Written by scott haines
  • Share
  • Tweet
  • Share
  • Pin
  • Email
Nerf wars rules
(Jupiterimages/Brand X Pictures/Getty Images)

Nerf war games are played with Nerf launchers. These battles can erupt in fields, playgrounds and anywhere foam-launching devices may be used. Some games that can be played using Nerf launchers are capture the flag, deathmatch and infection. These games require forming teams and can be played with small or large groups of people.

Other People Are Reading

Capture the Flag

Objective: In Capture the flag or CTF flags are placed in two bases, one for each team. The teams try to steal the flag from the opposite team's base and bring it back to their own base while the flag is still in their own base. Doing this earns the team a point. When one team gets to three points, the game is over.
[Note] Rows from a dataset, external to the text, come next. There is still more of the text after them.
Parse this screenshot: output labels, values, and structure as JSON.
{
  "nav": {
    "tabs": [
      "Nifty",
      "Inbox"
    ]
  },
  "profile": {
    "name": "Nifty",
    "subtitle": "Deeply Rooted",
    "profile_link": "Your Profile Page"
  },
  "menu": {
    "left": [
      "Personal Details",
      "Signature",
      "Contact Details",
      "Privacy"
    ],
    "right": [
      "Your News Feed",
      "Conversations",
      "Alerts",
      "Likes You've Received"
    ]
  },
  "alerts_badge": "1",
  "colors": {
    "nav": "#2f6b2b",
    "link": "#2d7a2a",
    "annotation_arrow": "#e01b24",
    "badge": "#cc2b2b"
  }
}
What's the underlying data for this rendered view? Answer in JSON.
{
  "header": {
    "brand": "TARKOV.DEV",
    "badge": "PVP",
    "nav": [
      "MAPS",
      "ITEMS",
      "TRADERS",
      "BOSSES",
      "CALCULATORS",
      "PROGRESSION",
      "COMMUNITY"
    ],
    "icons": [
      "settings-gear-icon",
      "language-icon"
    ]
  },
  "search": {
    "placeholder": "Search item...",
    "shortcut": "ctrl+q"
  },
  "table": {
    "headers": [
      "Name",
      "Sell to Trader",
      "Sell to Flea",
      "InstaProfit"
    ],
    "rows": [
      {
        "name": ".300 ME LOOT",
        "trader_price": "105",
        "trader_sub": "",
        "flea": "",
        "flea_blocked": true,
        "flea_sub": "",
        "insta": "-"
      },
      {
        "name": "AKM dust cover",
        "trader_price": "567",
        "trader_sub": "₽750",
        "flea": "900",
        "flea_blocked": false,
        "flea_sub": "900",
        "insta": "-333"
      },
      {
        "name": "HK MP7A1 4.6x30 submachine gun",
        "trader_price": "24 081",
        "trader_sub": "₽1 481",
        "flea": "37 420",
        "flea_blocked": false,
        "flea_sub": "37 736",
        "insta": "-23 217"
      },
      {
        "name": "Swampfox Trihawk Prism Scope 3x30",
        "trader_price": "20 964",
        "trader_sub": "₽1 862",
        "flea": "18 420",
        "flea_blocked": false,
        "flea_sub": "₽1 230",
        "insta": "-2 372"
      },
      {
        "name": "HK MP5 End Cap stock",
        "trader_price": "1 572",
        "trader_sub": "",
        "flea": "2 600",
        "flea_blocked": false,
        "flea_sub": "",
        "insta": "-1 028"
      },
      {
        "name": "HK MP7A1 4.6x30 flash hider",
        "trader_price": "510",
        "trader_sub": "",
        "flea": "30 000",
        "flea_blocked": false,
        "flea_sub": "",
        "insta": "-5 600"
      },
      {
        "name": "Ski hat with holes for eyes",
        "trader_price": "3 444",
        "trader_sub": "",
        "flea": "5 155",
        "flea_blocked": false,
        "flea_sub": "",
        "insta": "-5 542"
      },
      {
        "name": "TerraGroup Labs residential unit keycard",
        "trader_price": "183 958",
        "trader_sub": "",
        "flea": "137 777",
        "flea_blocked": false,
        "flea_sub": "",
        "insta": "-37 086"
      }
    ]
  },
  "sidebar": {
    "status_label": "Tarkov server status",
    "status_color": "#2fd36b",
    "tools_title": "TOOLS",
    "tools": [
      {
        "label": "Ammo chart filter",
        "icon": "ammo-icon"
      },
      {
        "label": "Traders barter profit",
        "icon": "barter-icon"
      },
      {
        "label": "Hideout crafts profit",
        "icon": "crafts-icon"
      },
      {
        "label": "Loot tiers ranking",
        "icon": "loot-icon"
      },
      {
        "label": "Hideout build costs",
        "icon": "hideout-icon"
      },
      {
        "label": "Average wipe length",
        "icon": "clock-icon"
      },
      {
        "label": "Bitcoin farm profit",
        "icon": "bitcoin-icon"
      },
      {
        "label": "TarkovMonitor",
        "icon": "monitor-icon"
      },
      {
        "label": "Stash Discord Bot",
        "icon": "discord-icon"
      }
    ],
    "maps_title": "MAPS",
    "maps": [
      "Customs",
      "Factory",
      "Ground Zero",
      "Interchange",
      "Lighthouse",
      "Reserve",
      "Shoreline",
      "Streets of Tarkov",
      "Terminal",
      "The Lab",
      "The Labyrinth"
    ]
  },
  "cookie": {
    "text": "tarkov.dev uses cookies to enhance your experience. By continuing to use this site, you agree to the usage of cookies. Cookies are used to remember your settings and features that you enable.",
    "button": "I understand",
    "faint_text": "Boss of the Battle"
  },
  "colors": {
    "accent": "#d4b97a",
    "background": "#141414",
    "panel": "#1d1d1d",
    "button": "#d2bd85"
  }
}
Players: CTF requres two teams of equal size. Five players on each team is the smallest number of people that can play the game.

Field: The field for CTF needs to be very specific. There must be two areas that can be bases for the two teams. The play area has to be medium to small in size due to the amount of running needed to get the flag back to the other base. It must be symmetrical so no team has an advantage over the other. The last criteria for the play area is there should be multiple paths between the bases so there is a possibility for flanking to the other base.

Preparation: According to Nerf-Wars.com, CTF requires a lot of preparation and should only be attempted by someone who has considerable experience planning Nerf wars. The organiser has to coordinate a large group of people and a set up an area that is symmetrical.

Deathmatch

Objective: In deathmatch, players are organised into two teams. Each team tries to shoot the other team while avoiding foam darts from the other team. There are no sides to the field, so players can kill or be killed anywhere. There are two rules for being hit in deathmatch: The first is when someone gets hit, the player must sit out until the round is over. When all members of one team are out, the round is over. The team with members still on the field gets a point. The other rule is each person has three lives. The first two times a player gets hit the player has to leave the field for 15 seconds. After 15 seconds, the player can enter again. After the player gets hit the third time, the player is out for the round.

Players: Deathmatch is a two-team game. There has to be a minimum of four players for two teams of two. Having more players can make the game last longer and make it more complex. Make sure you have a way to tell friend from foe. This could be coloured shirts or a band that goes around team members' arms.

Field: Deathmatch requires a field of medium to large size. If the field is bare, the battle can be similar to the tactics of 1812. The field can also have lots of obstacles for team members to hide behind and get flanking positions on the enemy.

Preparation: A group of people can spontaneously decide to have a Nerf war deathmatch, or they can plan it in advance. Deathmatch can be played anywhere.

Infection

Objective: Infection can sometimes be called Zombie. During infection, one player is chosen to be the infected or zombie. The infected tries to hunt down the other players. When the infected hits another player the person is then infected and must then hunt down other players. When only one player remains, another round begins with the last man standing as the infected.

Players: This game can be played with as little as three players or a maximum of 20.

Field: Infection can be played on any medium to large field. There should be enough space that when most players are infected, there are still enough places to hide. This game is best suited for an outdoor field with trees and boulders as obstacles.

Preparation: As this game can be played with as little as three players and a maximum of 20. It does not require much preparation time.

Don't Miss

Filter:
  • All types
  • Articles
  • Slideshows
  • Videos
Sort:
  • Most relevant
  • Most popular
  • Most recent

No articles available

No slideshows available

No videos available

By using the eHow.co.uk site, you consent to the use of cookies. For more information, please see our Cookie policy.